[T]he rail gun successfully went 8-for-8 in a recent test firing at White Sands Missile Range, N.M…. The rail gun, which can hit ranges of 100 miles or more, uses electricity stored on the ship to generate a high-speed electromagnetic pulse sufficient to propel a kinetic energy warhead. The result is an inexpensive, high-impact and long-range offensive weapon, service officials said.
The Navy, which has been testing the rail gun at the Naval Surface Warfare Center in Dahlgren, Va., plans to integrate it aboard a ship by 2016, service officials said.
The 23-pound hyper-velocity projectile can be fired from a rail gun as well as from Navy 5-inch guns and even 155mm artillery weapons, Klunder added. The round currently has what’s called command guidance but may be engineered for self-guidance in the future.
Out of all the clean energy options in development, it is algae-based biofuel that most closely resembles the composition of the crude oil that gets pumped out from beneath the sea bed. Much of what we know as petroleum was, after all, formed from these very microorganisms, through a natural heat-facilitated conversion that played out over the course of millions of years.
Now, researchers at the U.S. Department of Energy’s Pacific Northwest National Laboratory in Richland, Washington, have discovered a way to not only replicate, but speed up this “cooking” process to the point where a small mixture of algae and water can be turned into a kind of crude oil in less than an hour. Besides being readily able to be refined into burnable gases like jet fuel, gasoline or diesel, the proprietary technology also generates, as a byproduct, chemical elements and minerals that can be used to produce electricity, natural gas and even fertilizer to, perhaps, grow even more algae. It could also help usher in algae as a viable alternative; an analysis has shown that implementing this technique on a wider scale may allow companies to sell biofuel commercially for as low as two dollars a gallon.
Solar Dynamics Observatory Shows Sun’s Rainbow of Wavelengths
This still image was taken from a new NASA movie of the sun based on data from NASA’s Solar Dynamics Observatory, or SDO, showing the wide range of wavelengths – invisible to the naked eye – that the telescope can view. SDO converts the wavelengths into an image humans can see, and the light is colorized into a rainbow of colors. (via NASA)
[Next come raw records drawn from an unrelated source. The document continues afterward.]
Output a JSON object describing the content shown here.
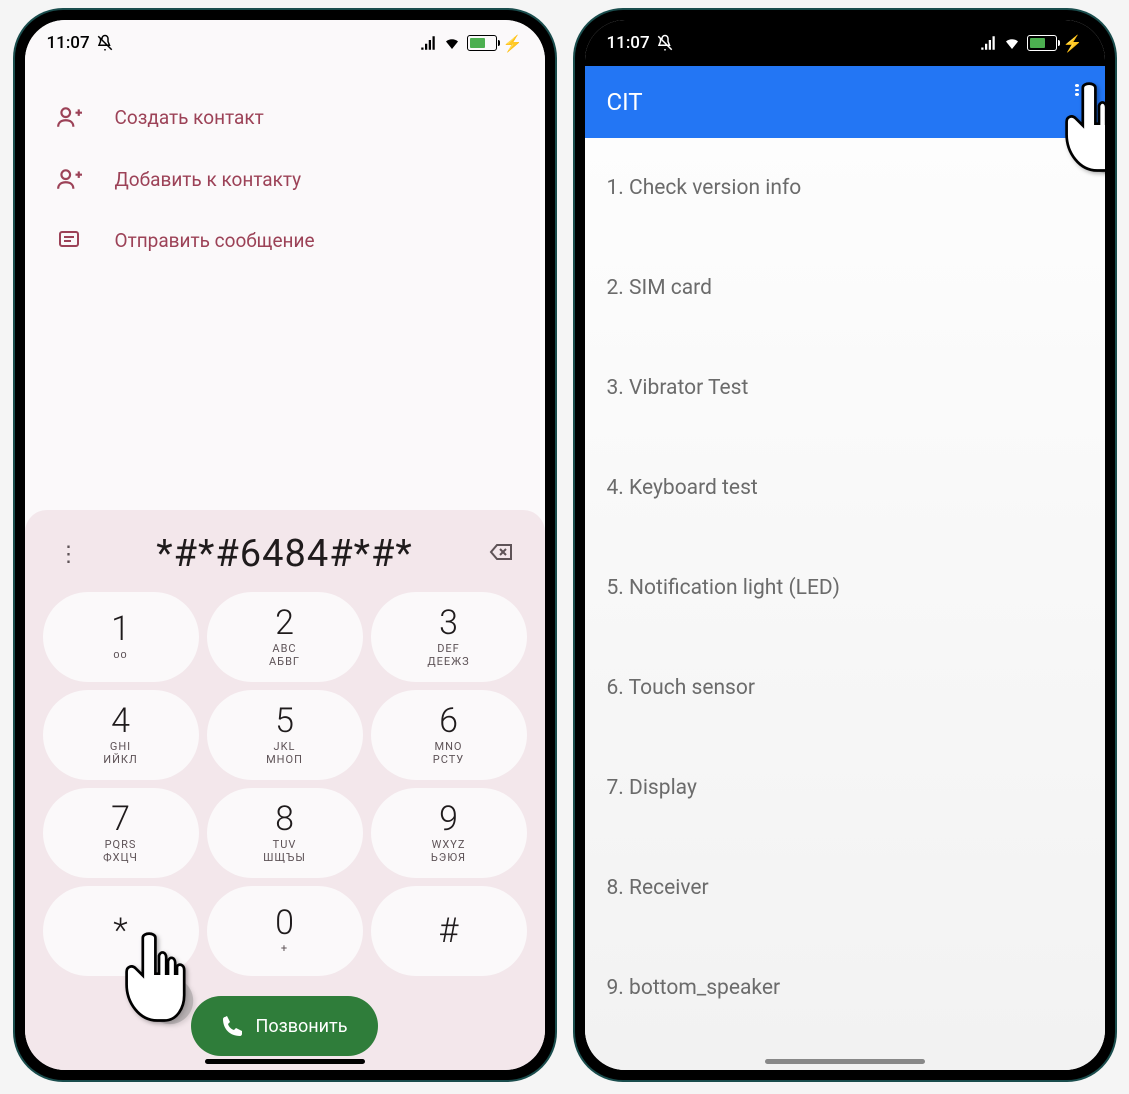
{
  "status": {
    "time": "11:07",
    "battery_text": "64"
  },
  "dialer": {
    "actions": {
      "create": "Создать контакт",
      "add": "Добавить к контакту",
      "message": "Отправить сообщение"
    },
    "number": "*#*#6484#*#*",
    "keys": [
      {
        "d": "1",
        "l": "ᴏᴏ"
      },
      {
        "d": "2",
        "l": "ABC\nАБВГ"
      },
      {
        "d": "3",
        "l": "DEF\nДЕЕЖЗ"
      },
      {
        "d": "4",
        "l": "GHI\nИЙКЛ"
      },
      {
        "d": "5",
        "l": "JKL\nМНОП"
      },
      {
        "d": "6",
        "l": "MNO\nРСТУ"
      },
      {
        "d": "7",
        "l": "PQRS\nФХЦЧ"
      },
      {
        "d": "8",
        "l": "TUV\nШЩЪЫ"
      },
      {
        "d": "9",
        "l": "WXYZ\nЬЭЮЯ"
      },
      {
        "d": "*",
        "l": ""
      },
      {
        "d": "0",
        "l": "+"
      },
      {
        "d": "#",
        "l": ""
      }
    ],
    "call_label": "Позвонить"
  },
  "cit": {
    "title": "CIT",
    "items": [
      "1. Check version info",
      "2. SIM card",
      "3. Vibrator Test",
      "4. Keyboard test",
      "5. Notification light (LED)",
      "6. Touch sensor",
      "7. Display",
      "8. Receiver",
      "9. bottom_speaker"
    ]
  }
}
A laser beam the size of a quarter fired from the back of a truck successfully shot down football-size mortar rounds and took small drones out of the sky.
In the world of directed-energy weapons, this was a milestone achievement, government and industry officials said. It happened between Nov. 18 and Dec. 10 during tests of the Army “high energy laser mobile demonstrator” at White Sands Missile Range, N.M.
Laser beams that can replace bullets and missiles have been a tantalizing prospect for decades, but the Pentagon has been less than enthusiastic. Directed-energy is what experts consider a “disruptive” technology that upsets the status quo. The notion that military forces would ditch proven kinetic weapons and take chances with light beams has made lasers a tough sell so far.
The Army tested a 10-kilowatt laser and beam director mounted on an eight-wheel 20-ton truck. It engaged more than 90 60mm mortar rounds and several unmanned aerial vehicles from less than two miles away. A surrogate radar was used to queue the laser.
The Boeing Co. is the prime contractor for the demonstration program. The Army has spent about $13 million to $20 million a year on the project since 2006. The 10-kilowatt commercial laser — packaged in a 5x4-foot box — is made by IPG Photonics in Massachusetts.
The recent tests mark a “big step in the proof of high-energy lasers,” said Terry Bauer, program manager at the Army Space and Missile Defense Command in Huntsville, Ala.
The program office has ambitious plans to build 50-kilowatt and 100-kilowatt lasers in the coming years, which, if successful, would offer the military the option of using lasers to defeat larger and faster weapons such as artillery shells and cruise missiles.